Suppressing residual transmit signals and extraneously incurred noise improves the reception of wireless signals from devices operating on the same frequency, effectively increasing the number of devices that can be supported and their data rates. "We envision this IBFD operation within a phased-array system as a novel paradigm that may lead to significant performance improvements for next-generation wireless systems," Doane says.
Predicted Improvements in Wireless Service
Through in-laboratory assessments of how Lincoln Laboratory's proposed system compares to current cellular technology and state-of-the-art IBDF systems, the research team estimates that the phased-array antenna system with IBFD capability can support 100 times more devices and 10 times higher data rates than the currently used 4G LTE (fourth-generation long-term evolution) standard for wireless communications. Moreover, the phased-array system can achieve an extended communication range of 60 miles, which is more than 2.5 times greater than the next-best system.
Because phased-array antenna systems utilize multiple antennas to focus radiation and perform beamforming operations, Lincoln Laboratory's system is slightly larger than the single-antenna system planned for the 5G NR (fifth-generation new radio) — 1.5 square feet versus 1 square foot.
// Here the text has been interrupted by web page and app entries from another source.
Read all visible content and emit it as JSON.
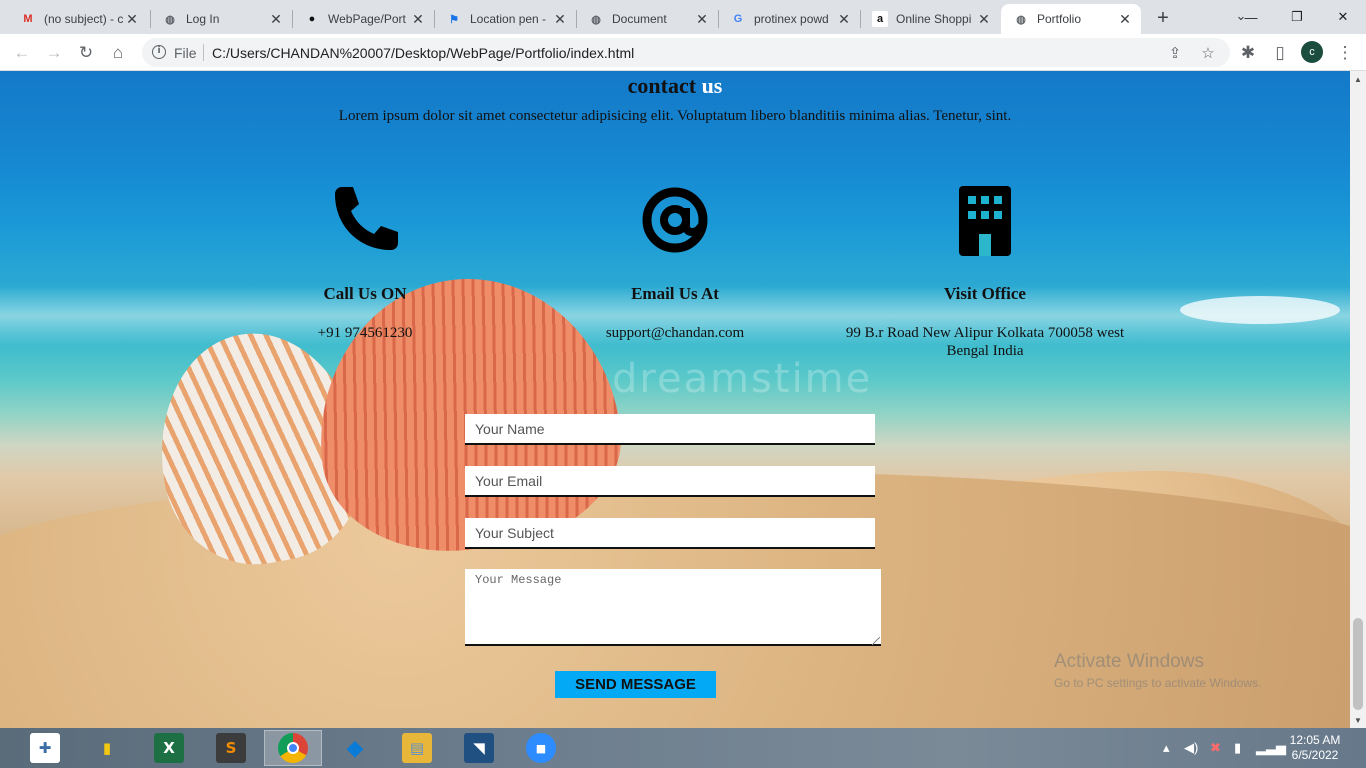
{
  "browser": {
    "tabs": [
      {
        "title": "(no subject) - c",
        "icon": "gmail-icon",
        "active": false
      },
      {
        "title": "Log In",
        "icon": "globe-icon",
        "active": false
      },
      {
        "title": "WebPage/Port",
        "icon": "github-icon",
        "active": false
      },
      {
        "title": "Location pen -",
        "icon": "flag-icon",
        "active": false
      },
      {
        "title": "Document",
        "icon": "globe-icon",
        "active": false
      },
      {
        "title": "protinex powd",
        "icon": "google-icon",
        "active": false
      },
      {
        "title": "Online Shoppi",
        "icon": "amazon-icon",
        "active": false
      },
      {
        "title": "Portfolio",
        "icon": "globe-icon",
        "active": true
      }
    ],
    "omnibox": {
      "scheme_label": "File",
      "url": "C:/Users/CHANDAN%20007/Desktop/WebPage/Portfolio/index.html"
    },
    "profile_initial": "c"
  },
  "page": {
    "contact": {
      "title_main": "contact",
      "title_accent": "us",
      "description": "Lorem ipsum dolor sit amet consectetur adipisicing elit. Voluptatum libero blanditiis minima alias. Tenetur, sint.",
      "columns": [
        {
          "icon": "phone-icon",
          "heading": "Call Us ON",
          "text": "+91 974561230"
        },
        {
          "icon": "at-sign-icon",
          "heading": "Email Us At",
          "text": "support@chandan.com"
        },
        {
          "icon": "building-icon",
          "heading": "Visit Office",
          "text": "99 B.r Road New Alipur Kolkata 700058 west Bengal India"
        }
      ],
      "form": {
        "name_placeholder": "Your Name",
        "email_placeholder": "Your Email",
        "subject_placeholder": "Your Subject",
        "message_placeholder": "Your Message",
        "submit_label": "SEND MESSAGE"
      }
    },
    "background_watermark": "dreamstime",
    "activation": {
      "title": "Activate Windows",
      "subtitle": "Go to PC settings to activate Windows."
    }
  },
  "taskbar": {
    "apps": [
      {
        "name": "tableau-app",
        "glyph": "✚",
        "color": "#3b6ea5"
      },
      {
        "name": "power-bi-app",
        "glyph": "▮",
        "color": "#f2c811"
      },
      {
        "name": "excel-app",
        "glyph": "X",
        "color": "#1d7044"
      },
      {
        "name": "sublime-text-app",
        "glyph": "S",
        "color": "#f28c00"
      },
      {
        "name": "chrome-app",
        "glyph": "●",
        "color": "#db4437"
      },
      {
        "name": "vscode-app",
        "glyph": "◆",
        "color": "#0a7bd6"
      },
      {
        "name": "file-explorer-app",
        "glyph": "▤",
        "color": "#e8b73a"
      },
      {
        "name": "mysql-workbench-app",
        "glyph": "◥",
        "color": "#205081"
      },
      {
        "name": "zoom-app",
        "glyph": "■",
        "color": "#2d8cff"
      }
    ],
    "clock": {
      "time": "12:05 AM",
      "date": "6/5/2022"
    }
  }
}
However, either antenna size should be accommodated by most base stations.
"Overall, the significant improvements offered by Lincoln Laboratory's system could provide future wireless users with cutting-edge experiences that include connecting more devices inside their smart homes as well as maintaining high data rates in large crowds, both of which are impossible with current technology," Doane said.